Laser spectroscopy of neutral atoms and singly charged ions has reached astonishing precision by merit of a chain of technological advances during the past...

Im Focus: Ultrafast stimulated emission microscopy of single nanocrystals in Science

The ability to investigate the dynamics of single particle at the nano-scale and femtosecond level remained an unfathomed dream for years. It was not until the dawn of the 21st century that nanotechnology and femtoscience gradually merged together and the first ultrafast microscopy of individual quantum dots (QDs) and molecules was accomplished.

Ultrafast microscopy studies entirely rely on detecting nanoparticles or single molecules with luminescence techniques, which require efficient emitters to...

Im Focus: How to induce magnetism in graphene

Graphene, a two-dimensional structure made of carbon, is a material with excellent mechanical, electronic and optical properties. However, it did not seem suitable for magnetic applications. Together with international partners, Empa researchers have now succeeded in synthesizing a unique nanographene predicted in the 1970s, which conclusively demonstrates that carbon in very specific forms has magnetic properties that could permit future spintronic applications.
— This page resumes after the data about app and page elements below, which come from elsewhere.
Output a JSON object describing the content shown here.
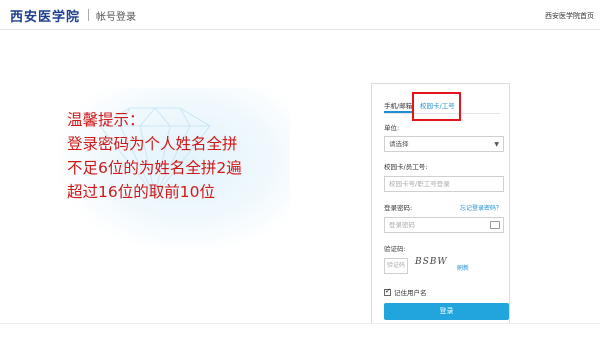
{
  "header": {
    "logo_text": "西安医学院",
    "page_name": "帐号登录",
    "home_link": "西安医学院首页"
  },
  "notice": {
    "lines": [
      "温馨提示：",
      "登录密码为个人姓名全拼",
      "不足6位的为姓名全拼2遍",
      "超过16位的取前10位"
    ],
    "color": "#d01818"
  },
  "login": {
    "tabs": [
      {
        "label": "手机/邮箱",
        "active": false
      },
      {
        "label": "校园卡/工号",
        "active": true
      }
    ],
    "unit_label": "单位:",
    "unit_value": "请选择",
    "account_label": "校园卡/员工号:",
    "account_placeholder": "校园卡号/职工号登录",
    "password_label": "登录密码:",
    "forgot_label": "忘记登录密码？",
    "password_placeholder": "登录密码",
    "captcha_label": "验证码:",
    "captcha_placeholder": "验证码",
    "captcha_text": "BSBW",
    "refresh_label": "刷新",
    "remember_label": "记住用户名",
    "remember_checked": true,
    "submit_label": "登录"
  },
  "colors": {
    "accent": "#1e8fd0",
    "button": "#22a4dc",
    "highlight": "#e3141b",
    "logo": "#1d3f8f"
  },
  "icons": [
    "arrow-left-icon",
    "keyboard-icon",
    "chevron-down-icon",
    "checkbox-icon",
    "diamond-graphic"
  ]
}
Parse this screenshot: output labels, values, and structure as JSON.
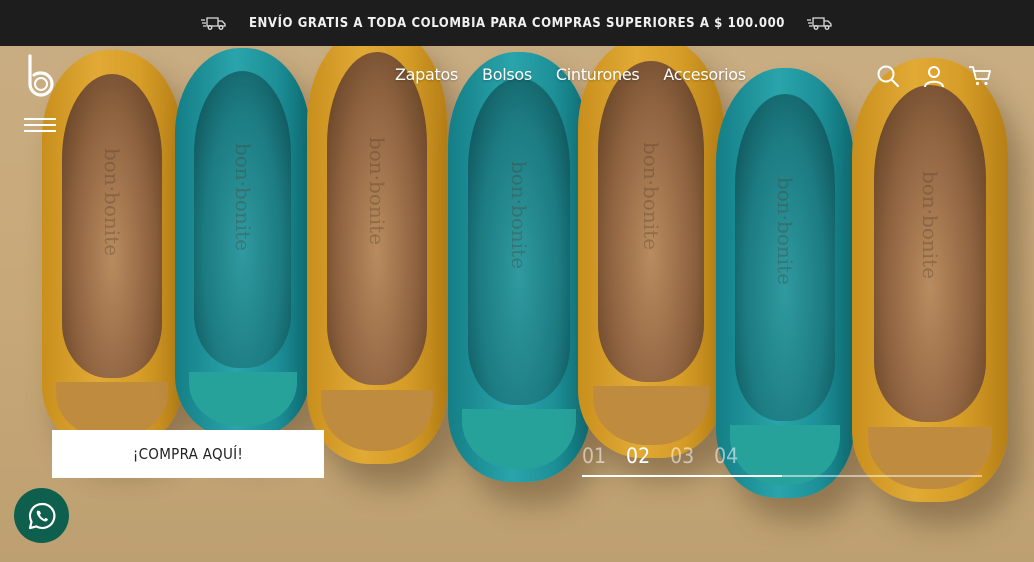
{
  "announcement": {
    "text": "ENVÍO GRATIS A TODA COLOMBIA PARA COMPRAS SUPERIORES A $ 100.000",
    "icon_left": "delivery-truck-icon",
    "icon_right": "delivery-truck-icon"
  },
  "header": {
    "logo_icon": "brand-b-logo",
    "menu_icon": "hamburger-menu-icon",
    "nav": [
      "Zapatos",
      "Bolsos",
      "Cinturones",
      "Accesorios"
    ],
    "icons": [
      "search-icon",
      "user-icon",
      "cart-icon"
    ]
  },
  "hero": {
    "brand_imprint": "bon·bonite",
    "cta_label": "¡COMPRA AQUÍ!",
    "slides": [
      "01",
      "02",
      "03",
      "04"
    ],
    "active_slide": "02",
    "progress_fraction": 0.5
  },
  "colors": {
    "topbar": "#1d1d1d",
    "mustard": "#d69d27",
    "teal": "#1d8f97",
    "whatsapp": "#0f5f4e"
  },
  "floating": {
    "whatsapp_icon": "whatsapp-icon"
  }
}
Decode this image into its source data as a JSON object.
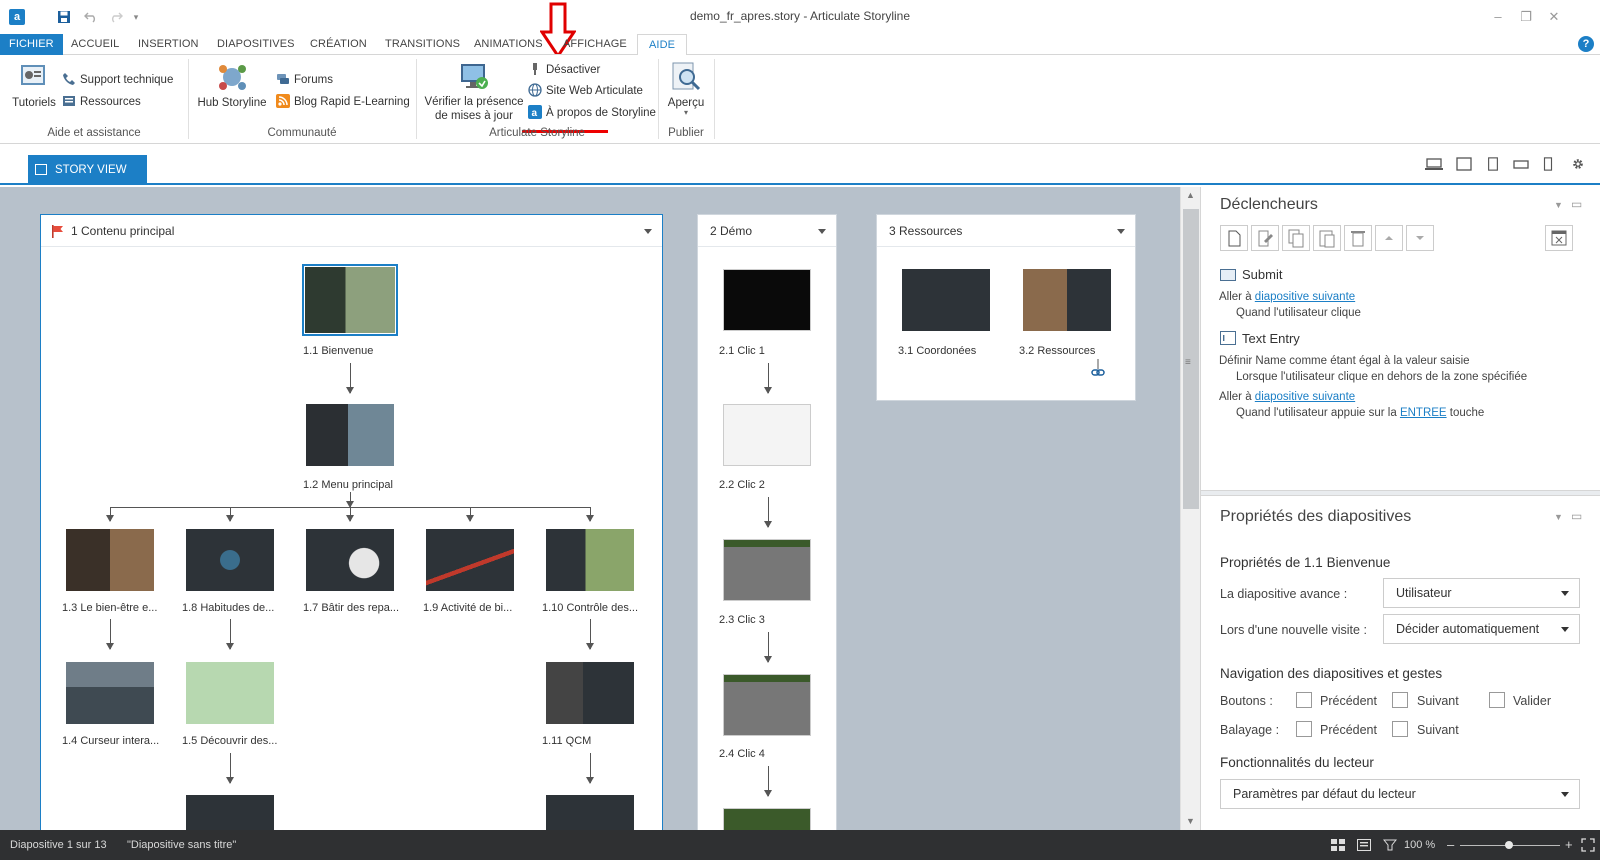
{
  "window": {
    "title": "demo_fr_apres.story - Articulate Storyline",
    "logo_letter": "a",
    "controls": [
      "–",
      "❐",
      "✕"
    ]
  },
  "ribbon_tabs": [
    "FICHIER",
    "ACCUEIL",
    "INSERTION",
    "DIAPOSITIVES",
    "CRÉATION",
    "TRANSITIONS",
    "ANIMATIONS",
    "AFFICHAGE",
    "AIDE"
  ],
  "help_icon": "?",
  "ribbon": {
    "group1": {
      "label": "Aide et assistance",
      "tutoriels": "Tutoriels",
      "support": "Support technique",
      "ressources": "Ressources"
    },
    "group2": {
      "label": "Communauté",
      "hub": "Hub Storyline",
      "forums": "Forums",
      "blog": "Blog Rapid E-Learning"
    },
    "group3": {
      "label": "Articulate Storyline",
      "verifier_line1": "Vérifier la présence",
      "verifier_line2": "de mises à jour",
      "desactiver": "Désactiver",
      "site": "Site Web Articulate",
      "apropos": "À propos de Storyline"
    },
    "group4": {
      "label": "Publier",
      "apercu": "Aperçu"
    }
  },
  "story_view": {
    "tab_label": "STORY VIEW"
  },
  "scenes": [
    {
      "title": "1 Contenu principal",
      "slides": [
        "1.1 Bienvenue",
        "1.2 Menu principal",
        "1.3 Le bien-être e...",
        "1.8 Habitudes de...",
        "1.7 Bâtir des repa...",
        "1.9 Activité de bi...",
        "1.10 Contrôle des...",
        "1.4 Curseur intera...",
        "1.5 Découvrir des...",
        "1.11 QCM"
      ]
    },
    {
      "title": "2 Démo",
      "slides": [
        "2.1 Clic 1",
        "2.2 Clic 2",
        "2.3 Clic 3",
        "2.4 Clic 4"
      ]
    },
    {
      "title": "3 Ressources",
      "slides": [
        "3.1 Coordonées",
        "3.2 Ressources"
      ]
    }
  ],
  "triggers": {
    "title": "Déclencheurs",
    "obj1": "Submit",
    "t1_prefix": "Aller à ",
    "t1_link": "diapositive suivante",
    "t1_when": "Quand l'utilisateur clique",
    "obj2": "Text Entry",
    "t2": "Définir Name comme étant égal à la valeur saisie",
    "t2_when": "Lorsque l'utilisateur clique en dehors de la zone spécifiée",
    "t3_prefix": "Aller à ",
    "t3_link": "diapositive suivante",
    "t3_when_prefix": "Quand l'utilisateur appuie sur la ",
    "t3_when_link": "ENTREE",
    "t3_when_suffix": " touche"
  },
  "properties": {
    "title": "Propriétés des diapositives",
    "heading": "Propriétés de 1.1 Bienvenue",
    "avance_label": "La diapositive avance :",
    "avance_value": "Utilisateur",
    "visite_label": "Lors d'une nouvelle visite :",
    "visite_value": "Décider automatiquement",
    "nav_heading": "Navigation des diapositives et gestes",
    "boutons_label": "Boutons :",
    "precedent": "Précédent",
    "suivant": "Suivant",
    "valider": "Valider",
    "balayage_label": "Balayage :",
    "lecteur_heading": "Fonctionnalités du lecteur",
    "lecteur_value": "Paramètres par défaut du lecteur"
  },
  "status": {
    "slide_count": "Diapositive 1 sur 13",
    "slide_title": "\"Diapositive sans titre\"",
    "zoom": "100 %",
    "minus": "–",
    "plus": "+"
  },
  "accent_color": "#1c7fc6",
  "annotation_color": "#e00000"
}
The results have just been published in the renowned journal Nature Nanotechnology.

Depending on the shape and orientation of their edges, graphene nanostructures (also known as nanographenes) can have very different properties – for example,...

All Focus news of the innovation-report >>>

Anzeige

Anzeige

VideoLinks
Industry & Economy
Event News

The Future of Work

03.12.2019 | Event News

First International Conference on Agrophotovoltaics in August 2020

15.11.2019 | Event News

Laser Symposium on Electromobility in Aachen: trends for the mobility revolution

15.11.2019 | Event News

 
Latest News

Supporting structures of wind turbines contribute to wind farm blockage effect

13.12.2019 | Physics and Astronomy

Chinese team makes nanoscopy breakthrough

13.12.2019 | Physics and Astronomy

Tiny quantum sensors watch materials transform under pressure

13.12.2019 | Materials Sciences

VideoLinks
Science & Research
Overview of more VideoLinks >>>